The scholars’ best bet was that some Jews read the writings of the classic Greek philosophers, especially those who had divided living entities into bodies and souls. Because they believed the latter element to be immaterial, it could never disintegrate like the material body. It would exist beyond the body’s demise. The only problem with this explanation was that there was no place in Scripture that its proponents could point to as proof of this particular Jewish/Greek connection.

“Suddenly,” the late Roland Murphy always informed his students, “we realized it was right there, before our eyes, in Wisdom 1:15. We didn’t have to connect our Jewish authors with Aristotle, we just had to delve more deeply into the Scriptures we were already reading and teaching.”

The Hebrew word translated here as “justice” refers to relationships. Shortly before Jesus, some insightful individuals began to reason that if we spend our lives building a relationship with Yahweh, that relationship will continue after our deaths. Everyone agreed that God will exist for all eternity. So if God maintains a relationship with us, then we’ll also exist for all eternity. The just will live forever.

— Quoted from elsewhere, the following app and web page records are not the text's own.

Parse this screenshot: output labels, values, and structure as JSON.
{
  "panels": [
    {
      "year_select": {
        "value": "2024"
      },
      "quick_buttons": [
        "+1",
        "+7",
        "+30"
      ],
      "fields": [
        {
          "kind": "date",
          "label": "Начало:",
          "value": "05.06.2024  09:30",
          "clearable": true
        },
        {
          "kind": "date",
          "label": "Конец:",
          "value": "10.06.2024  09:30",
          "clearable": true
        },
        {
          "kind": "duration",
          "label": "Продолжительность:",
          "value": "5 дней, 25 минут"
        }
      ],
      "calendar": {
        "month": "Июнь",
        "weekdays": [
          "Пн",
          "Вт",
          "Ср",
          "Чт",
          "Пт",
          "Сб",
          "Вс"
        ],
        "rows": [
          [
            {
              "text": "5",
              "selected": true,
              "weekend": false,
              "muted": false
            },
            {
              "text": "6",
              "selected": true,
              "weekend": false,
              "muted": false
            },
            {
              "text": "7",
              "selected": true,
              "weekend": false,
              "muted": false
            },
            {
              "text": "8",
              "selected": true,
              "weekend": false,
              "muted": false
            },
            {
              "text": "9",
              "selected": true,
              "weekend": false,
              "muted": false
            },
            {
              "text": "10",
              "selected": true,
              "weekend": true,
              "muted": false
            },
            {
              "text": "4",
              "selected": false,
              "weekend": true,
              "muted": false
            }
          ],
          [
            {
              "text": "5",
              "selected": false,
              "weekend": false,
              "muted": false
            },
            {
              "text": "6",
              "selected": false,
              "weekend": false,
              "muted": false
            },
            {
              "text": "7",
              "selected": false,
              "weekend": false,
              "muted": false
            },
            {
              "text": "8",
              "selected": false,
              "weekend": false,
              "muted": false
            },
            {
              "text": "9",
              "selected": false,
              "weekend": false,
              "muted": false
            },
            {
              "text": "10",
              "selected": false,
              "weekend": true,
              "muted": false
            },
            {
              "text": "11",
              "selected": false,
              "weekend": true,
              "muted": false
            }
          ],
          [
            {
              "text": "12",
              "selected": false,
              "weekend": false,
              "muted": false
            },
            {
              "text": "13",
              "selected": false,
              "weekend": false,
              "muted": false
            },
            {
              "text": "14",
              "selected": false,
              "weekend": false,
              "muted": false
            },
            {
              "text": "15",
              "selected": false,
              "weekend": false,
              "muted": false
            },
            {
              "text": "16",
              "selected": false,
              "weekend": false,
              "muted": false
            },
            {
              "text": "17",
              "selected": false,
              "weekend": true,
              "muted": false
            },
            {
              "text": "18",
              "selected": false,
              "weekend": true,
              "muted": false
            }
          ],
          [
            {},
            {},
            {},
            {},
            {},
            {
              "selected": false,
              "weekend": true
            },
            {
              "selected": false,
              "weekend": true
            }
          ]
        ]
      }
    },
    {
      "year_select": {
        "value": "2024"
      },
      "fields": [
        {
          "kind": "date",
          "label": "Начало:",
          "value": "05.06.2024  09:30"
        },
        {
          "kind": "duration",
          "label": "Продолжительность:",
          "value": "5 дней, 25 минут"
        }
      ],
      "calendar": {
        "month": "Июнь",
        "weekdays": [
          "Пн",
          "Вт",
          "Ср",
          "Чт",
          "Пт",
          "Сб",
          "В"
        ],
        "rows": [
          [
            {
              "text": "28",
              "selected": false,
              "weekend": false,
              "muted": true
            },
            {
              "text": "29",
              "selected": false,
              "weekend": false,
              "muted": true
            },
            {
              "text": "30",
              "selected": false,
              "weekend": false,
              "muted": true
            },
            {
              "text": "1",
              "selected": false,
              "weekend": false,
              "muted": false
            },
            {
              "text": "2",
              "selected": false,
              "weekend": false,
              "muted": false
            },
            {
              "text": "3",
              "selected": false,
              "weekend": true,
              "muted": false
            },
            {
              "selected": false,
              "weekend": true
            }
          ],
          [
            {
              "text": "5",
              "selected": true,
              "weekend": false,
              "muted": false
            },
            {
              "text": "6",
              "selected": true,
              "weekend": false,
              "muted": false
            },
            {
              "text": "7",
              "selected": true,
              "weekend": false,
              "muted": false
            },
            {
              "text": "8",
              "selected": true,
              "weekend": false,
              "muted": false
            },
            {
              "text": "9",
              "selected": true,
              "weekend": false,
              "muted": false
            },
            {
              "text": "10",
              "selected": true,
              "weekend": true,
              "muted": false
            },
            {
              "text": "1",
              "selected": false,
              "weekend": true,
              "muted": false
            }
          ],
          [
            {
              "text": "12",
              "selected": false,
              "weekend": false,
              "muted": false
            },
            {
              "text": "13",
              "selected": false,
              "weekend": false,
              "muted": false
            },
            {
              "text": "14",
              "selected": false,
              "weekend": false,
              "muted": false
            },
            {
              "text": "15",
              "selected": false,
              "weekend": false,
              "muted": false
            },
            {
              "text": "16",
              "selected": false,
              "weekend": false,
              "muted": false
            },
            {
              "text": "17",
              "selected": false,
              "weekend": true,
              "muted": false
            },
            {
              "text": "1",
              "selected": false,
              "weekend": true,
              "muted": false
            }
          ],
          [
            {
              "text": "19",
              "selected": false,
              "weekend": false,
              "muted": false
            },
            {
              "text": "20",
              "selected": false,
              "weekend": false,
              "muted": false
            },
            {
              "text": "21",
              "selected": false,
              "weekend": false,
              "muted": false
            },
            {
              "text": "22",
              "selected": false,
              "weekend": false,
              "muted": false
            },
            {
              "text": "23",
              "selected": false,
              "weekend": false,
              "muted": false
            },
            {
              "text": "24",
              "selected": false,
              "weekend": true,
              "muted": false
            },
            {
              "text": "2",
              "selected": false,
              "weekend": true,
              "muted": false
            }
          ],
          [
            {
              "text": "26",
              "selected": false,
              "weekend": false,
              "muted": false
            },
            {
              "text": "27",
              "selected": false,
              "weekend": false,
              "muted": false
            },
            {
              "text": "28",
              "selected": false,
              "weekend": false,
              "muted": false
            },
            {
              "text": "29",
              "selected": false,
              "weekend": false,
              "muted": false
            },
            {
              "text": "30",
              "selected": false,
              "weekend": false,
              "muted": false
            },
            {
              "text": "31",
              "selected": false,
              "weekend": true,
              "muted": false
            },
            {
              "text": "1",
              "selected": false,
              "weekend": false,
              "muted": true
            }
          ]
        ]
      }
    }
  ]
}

That’s why the authors of our Christian Scriptures make a big thing about having faith in Jesus. Biblical faith implies more than just acknowledging his existence as God. It presumes we’re willing to trust him with ourselves; that we’re willing to build a deep relationship with him, just as spouses have faith in one another, often in spite of fearing the consequences of showing their real selves to the one they love.

We see such faith in our gospel pericope. This “story within a story” is a literary device Mark employs to show a passage of time. He already used it in chapter 3 when he had to give Jesus’ well-meaning family time to reach and seize him because they presumed he was “out of his mind.” Mark interrupts his first narrative and inserts Jesus’ famous Beelzebub and kingdom-divided-against-itself passage. Only when he finishes talking about the “unforgivable sin” does his “mother and brothers arrive” to take him away.

Whenever Mark uses a story within a story, each narrative revolves around the same topic. In chapter 3 it has to do with misunderstanding Jesus’ words and actions. Do they come from a mad man or someone possessed by the devil? Here in chapter 5, where Jesus must have time to reach Janus’ house, the topic is faith. Jesus demands it both from Janus and the woman afflicted with uterine bleeding.

The former is put to the test when he receives word of his daughter’s death. “Do not be afraid; just have faith.” The latter’s faith becomes known the instant Jesus feels “power had gone out of him.” Though dozens were touching him, only she did so with faith. “Daughter, your faith has saved you.”

Losing power is essential to true relationships. When Paul encourages his Corinthians to “excel in the gracious act of love” for one another, he’s telling them to weaken themselves. They’re to imitate Jesus, who “though he was rich, for our sake he became poor, so that by his poverty you might become rich.” Relationships always take away some of the “wealth” that protects us from being hurt by others. Only those who surrender their present security to others can look forward to an eternity of security.